The response should be the complete listing below, unchanged.
-=-=-=-=-
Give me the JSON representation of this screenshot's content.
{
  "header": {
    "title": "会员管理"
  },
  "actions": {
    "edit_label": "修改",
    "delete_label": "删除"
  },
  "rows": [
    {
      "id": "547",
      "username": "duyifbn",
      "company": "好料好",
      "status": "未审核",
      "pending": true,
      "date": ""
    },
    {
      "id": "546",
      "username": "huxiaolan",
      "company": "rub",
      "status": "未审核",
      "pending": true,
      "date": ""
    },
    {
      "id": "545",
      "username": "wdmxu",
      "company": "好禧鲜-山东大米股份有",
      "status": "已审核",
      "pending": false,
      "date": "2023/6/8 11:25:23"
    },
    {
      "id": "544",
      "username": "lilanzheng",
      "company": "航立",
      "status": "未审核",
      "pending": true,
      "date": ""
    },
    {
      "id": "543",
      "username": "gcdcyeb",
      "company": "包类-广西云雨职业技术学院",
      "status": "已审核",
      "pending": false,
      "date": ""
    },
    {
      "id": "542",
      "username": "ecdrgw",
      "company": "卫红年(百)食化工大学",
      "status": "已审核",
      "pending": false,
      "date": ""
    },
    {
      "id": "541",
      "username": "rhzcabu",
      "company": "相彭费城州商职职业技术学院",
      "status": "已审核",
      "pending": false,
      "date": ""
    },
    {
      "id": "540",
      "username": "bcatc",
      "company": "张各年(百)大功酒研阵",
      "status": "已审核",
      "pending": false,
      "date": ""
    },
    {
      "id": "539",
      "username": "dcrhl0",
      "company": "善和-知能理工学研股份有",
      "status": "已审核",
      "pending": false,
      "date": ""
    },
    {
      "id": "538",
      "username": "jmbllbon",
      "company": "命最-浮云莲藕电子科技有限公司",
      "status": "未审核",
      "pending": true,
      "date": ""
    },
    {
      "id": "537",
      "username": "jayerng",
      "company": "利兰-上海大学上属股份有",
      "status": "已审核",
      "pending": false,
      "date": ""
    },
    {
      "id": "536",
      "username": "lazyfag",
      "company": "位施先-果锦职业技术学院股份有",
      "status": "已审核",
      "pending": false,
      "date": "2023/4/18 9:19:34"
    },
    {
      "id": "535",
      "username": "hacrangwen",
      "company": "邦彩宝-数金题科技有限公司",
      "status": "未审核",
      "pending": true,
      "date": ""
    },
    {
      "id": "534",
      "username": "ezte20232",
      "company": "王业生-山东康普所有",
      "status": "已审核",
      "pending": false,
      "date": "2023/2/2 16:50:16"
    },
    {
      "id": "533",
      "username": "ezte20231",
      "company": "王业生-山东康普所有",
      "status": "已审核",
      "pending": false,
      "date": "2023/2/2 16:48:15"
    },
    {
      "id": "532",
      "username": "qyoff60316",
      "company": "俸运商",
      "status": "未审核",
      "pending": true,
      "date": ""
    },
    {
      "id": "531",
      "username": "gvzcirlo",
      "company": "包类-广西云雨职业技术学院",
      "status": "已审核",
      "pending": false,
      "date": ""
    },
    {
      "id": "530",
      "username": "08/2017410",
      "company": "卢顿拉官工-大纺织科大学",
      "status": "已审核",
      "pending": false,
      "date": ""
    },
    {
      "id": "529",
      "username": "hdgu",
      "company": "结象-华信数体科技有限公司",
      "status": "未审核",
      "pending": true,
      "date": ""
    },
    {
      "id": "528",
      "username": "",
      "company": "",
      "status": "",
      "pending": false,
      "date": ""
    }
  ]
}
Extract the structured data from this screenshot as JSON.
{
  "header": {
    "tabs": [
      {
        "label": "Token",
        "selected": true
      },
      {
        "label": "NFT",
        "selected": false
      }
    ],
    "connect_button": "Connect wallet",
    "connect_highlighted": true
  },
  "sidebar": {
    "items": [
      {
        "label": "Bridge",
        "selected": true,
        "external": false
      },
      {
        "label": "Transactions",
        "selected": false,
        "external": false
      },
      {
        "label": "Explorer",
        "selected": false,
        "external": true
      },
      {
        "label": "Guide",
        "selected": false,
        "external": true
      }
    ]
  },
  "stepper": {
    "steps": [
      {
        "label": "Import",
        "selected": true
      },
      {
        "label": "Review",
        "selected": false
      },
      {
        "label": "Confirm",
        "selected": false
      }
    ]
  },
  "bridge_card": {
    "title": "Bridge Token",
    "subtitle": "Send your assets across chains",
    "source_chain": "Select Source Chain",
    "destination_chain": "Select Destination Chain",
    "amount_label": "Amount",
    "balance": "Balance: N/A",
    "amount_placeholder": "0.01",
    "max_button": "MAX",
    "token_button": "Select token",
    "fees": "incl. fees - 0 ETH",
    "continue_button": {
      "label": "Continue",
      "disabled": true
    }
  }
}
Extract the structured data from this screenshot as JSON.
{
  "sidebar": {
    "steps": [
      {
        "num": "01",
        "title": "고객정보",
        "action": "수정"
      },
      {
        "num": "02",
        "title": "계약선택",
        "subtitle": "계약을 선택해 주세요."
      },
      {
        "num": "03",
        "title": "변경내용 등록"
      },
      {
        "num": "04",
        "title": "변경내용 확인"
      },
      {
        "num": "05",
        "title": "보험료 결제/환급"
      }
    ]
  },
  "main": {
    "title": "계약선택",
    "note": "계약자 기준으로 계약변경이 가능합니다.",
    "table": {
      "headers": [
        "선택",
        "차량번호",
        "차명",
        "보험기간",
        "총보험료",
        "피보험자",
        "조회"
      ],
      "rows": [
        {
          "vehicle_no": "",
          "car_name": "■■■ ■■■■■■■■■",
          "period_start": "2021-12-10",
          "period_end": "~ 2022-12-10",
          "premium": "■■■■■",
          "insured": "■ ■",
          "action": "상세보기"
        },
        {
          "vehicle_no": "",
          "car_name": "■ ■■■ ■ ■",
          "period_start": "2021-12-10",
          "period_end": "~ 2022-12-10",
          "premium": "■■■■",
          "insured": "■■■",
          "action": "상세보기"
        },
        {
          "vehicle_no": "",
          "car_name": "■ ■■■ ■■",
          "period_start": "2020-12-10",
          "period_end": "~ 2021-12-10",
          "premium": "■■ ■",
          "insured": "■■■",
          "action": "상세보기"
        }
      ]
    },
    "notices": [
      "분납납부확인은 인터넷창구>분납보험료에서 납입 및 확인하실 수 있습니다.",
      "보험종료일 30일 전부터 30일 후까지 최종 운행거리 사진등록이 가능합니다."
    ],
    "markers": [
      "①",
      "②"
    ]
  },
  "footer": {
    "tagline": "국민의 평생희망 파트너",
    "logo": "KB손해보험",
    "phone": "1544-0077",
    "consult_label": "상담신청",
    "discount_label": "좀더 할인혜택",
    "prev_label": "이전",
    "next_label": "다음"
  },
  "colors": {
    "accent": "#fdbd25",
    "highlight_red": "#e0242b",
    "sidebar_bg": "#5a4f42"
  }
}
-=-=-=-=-
• [ANSWER SPACE]:
Give me the JSON representation of this screenshot's content.
{
  "header": {
    "title": "会员管理"
  },
  "actions": {
    "edit_label": "修改",
    "delete_label": "删除"
  },
  "rows": [
    {
      "id": "547",
      "username": "duyifbn",
      "company": "好料好",
      "status": "未审核",
      "pending": true,
      "date": ""
    },
    {
      "id": "546",
      "username": "huxiaolan",
      "company": "rub",
      "status": "未审核",
      "pending": true,
      "date": ""
    },
    {
      "id": "545",
      "username": "wdmxu",
      "company": "好禧鲜-山东大米股份有",
      "status": "已审核",
      "pending": false,
      "date": "2023/6/8 11:25:23"
    },
    {
      "id": "544",
      "username": "lilanzheng",
      "company": "航立",
      "status": "未审核",
      "pending": true,
      "date": ""
    },
    {
      "id": "543",
      "username": "gcdcyeb",
      "company": "包类-广西云雨职业技术学院",
      "status": "已审核",
      "pending": false,
      "date": ""
    },
    {
      "id": "542",
      "username": "ecdrgw",
      "company": "卫红年(百)食化工大学",
      "status": "已审核",
      "pending": false,
      "date": ""
    },
    {
      "id": "541",
      "username": "rhzcabu",
      "company": "相彭费城州商职职业技术学院",
      "status": "已审核",
      "pending": false,
      "date": ""
    },
    {
      "id": "540",
      "username": "bcatc",
      "company": "张各年(百)大功酒研阵",
      "status": "已审核",
      "pending": false,
      "date": ""
    },
    {
      "id": "539",
      "username": "dcrhl0",
      "company": "善和-知能理工学研股份有",
      "status": "已审核",
      "pending": false,
      "date": ""
    },
    {
      "id": "538",
      "username": "jmbllbon",
      "company": "命最-浮云莲藕电子科技有限公司",
      "status": "未审核",
      "pending": true,
      "date": ""
    },
    {
      "id": "537",
      "username": "jayerng",
      "company": "利兰-上海大学上属股份有",
      "status": "已审核",
      "pending": false,
      "date": ""
    },
    {
      "id": "536",
      "username": "lazyfag",
      "company": "位施先-果锦职业技术学院股份有",
      "status": "已审核",
      "pending": false,
      "date": "2023/4/18 9:19:34"
    },
    {
      "id": "535",
      "username": "hacrangwen",
      "company": "邦彩宝-数金题科技有限公司",
      "status": "未审核",
      "pending": true,
      "date": ""
    },
    {
      "id": "534",
      "username": "ezte20232",
      "company": "王业生-山东康普所有",
      "status": "已审核",
      "pending": false,
      "date": "2023/2/2 16:50:16"
    },
    {
      "id": "533",
      "username": "ezte20231",
      "company": "王业生-山东康普所有",
      "status": "已审核",
      "pending": false,
      "date": "2023/2/2 16:48:15"
    },
    {
      "id": "532",
      "username": "qyoff60316",
      "company": "俸运商",
      "status": "未审核",
      "pending": true,
      "date": ""
    },
    {
      "id": "531",
      "username": "gvzcirlo",
      "company": "包类-广西云雨职业技术学院",
      "status": "已审核",
      "pending": false,
      "date": ""
    },
    {
      "id": "530",
      "username": "08/2017410",
      "company": "卢顿拉官工-大纺织科大学",
      "status": "已审核",
      "pending": false,
      "date": ""
    },
    {
      "id": "529",
      "username": "hdgu",
      "company": "结象-华信数体科技有限公司",
      "status": "未审核",
      "pending": true,
      "date": ""
    },
    {
      "id": "528",
      "username": "",
      "company": "",
      "status": "",
      "pending": false,
      "date": ""
    }
  ]
}
Extract the structured data from this screenshot as JSON.
{
  "header": {
    "tabs": [
      {
        "label": "Token",
        "selected": true
      },
      {
        "label": "NFT",
        "selected": false
      }
    ],
    "connect_button": "Connect wallet",
    "connect_highlighted": true
  },
  "sidebar": {
    "items": [
      {
        "label": "Bridge",
        "selected": true,
        "external": false
      },
      {
        "label": "Transactions",
        "selected": false,
        "external": false
      },
      {
        "label": "Explorer",
        "selected": false,
        "external": true
      },
      {
        "label": "Guide",
        "selected": false,
        "external": true
      }
    ]
  },
  "stepper": {
    "steps": [
      {
        "label": "Import",
        "selected": true
      },
      {
        "label": "Review",
        "selected": false
      },
      {
        "label": "Confirm",
        "selected": false
      }
    ]
  },
  "bridge_card": {
    "title": "Bridge Token",
    "subtitle": "Send your assets across chains",
    "source_chain": "Select Source Chain",
    "destination_chain": "Select Destination Chain",
    "amount_label": "Amount",
    "balance": "Balance: N/A",
    "amount_placeholder": "0.01",
    "max_button": "MAX",
    "token_button": "Select token",
    "fees": "incl. fees - 0 ETH",
    "continue_button": {
      "label": "Continue",
      "disabled": true
    }
  }
}
Extract the structured data from this screenshot as JSON.
{
  "sidebar": {
    "steps": [
      {
        "num": "01",
        "title": "고객정보",
        "action": "수정"
      },
      {
        "num": "02",
        "title": "계약선택",
        "subtitle": "계약을 선택해 주세요."
      },
      {
        "num": "03",
        "title": "변경내용 등록"
      },
      {
        "num": "04",
        "title": "변경내용 확인"
      },
      {
        "num": "05",
        "title": "보험료 결제/환급"
      }
    ]
  },
  "main": {
    "title": "계약선택",
    "note": "계약자 기준으로 계약변경이 가능합니다.",
    "table": {
      "headers": [
        "선택",
        "차량번호",
        "차명",
        "보험기간",
        "총보험료",
        "피보험자",
        "조회"
      ],
      "rows": [
        {
          "vehicle_no": "",
          "car_name": "■■■ ■■■■■■■■■",
          "period_start": "2021-12-10",
          "period_end": "~ 2022-12-10",
          "premium": "■■■■■",
          "insured": "■ ■",
          "action": "상세보기"
        },
        {
          "vehicle_no": "",
          "car_name": "■ ■■■ ■ ■",
          "period_start": "2021-12-10",
          "period_end": "~ 2022-12-10",
          "premium": "■■■■",
          "insured": "■■■",
          "action": "상세보기"
        },
        {
          "vehicle_no": "",
          "car_name": "■ ■■■ ■■",
          "period_start": "2020-12-10",
          "period_end": "~ 2021-12-10",
          "premium": "■■ ■",
          "insured": "■■■",
          "action": "상세보기"
        }
      ]
    },
    "notices": [
      "분납납부확인은 인터넷창구>분납보험료에서 납입 및 확인하실 수 있습니다.",
      "보험종료일 30일 전부터 30일 후까지 최종 운행거리 사진등록이 가능합니다."
    ],
    "markers": [
      "①",
      "②"
    ]
  },
  "footer": {
    "tagline": "국민의 평생희망 파트너",
    "logo": "KB손해보험",
    "phone": "1544-0077",
    "consult_label": "상담신청",
    "discount_label": "좀더 할인혜택",
    "prev_label": "이전",
    "next_label": "다음"
  },
  "colors": {
    "accent": "#fdbd25",
    "highlight_red": "#e0242b",
    "sidebar_bg": "#5a4f42"
  }
}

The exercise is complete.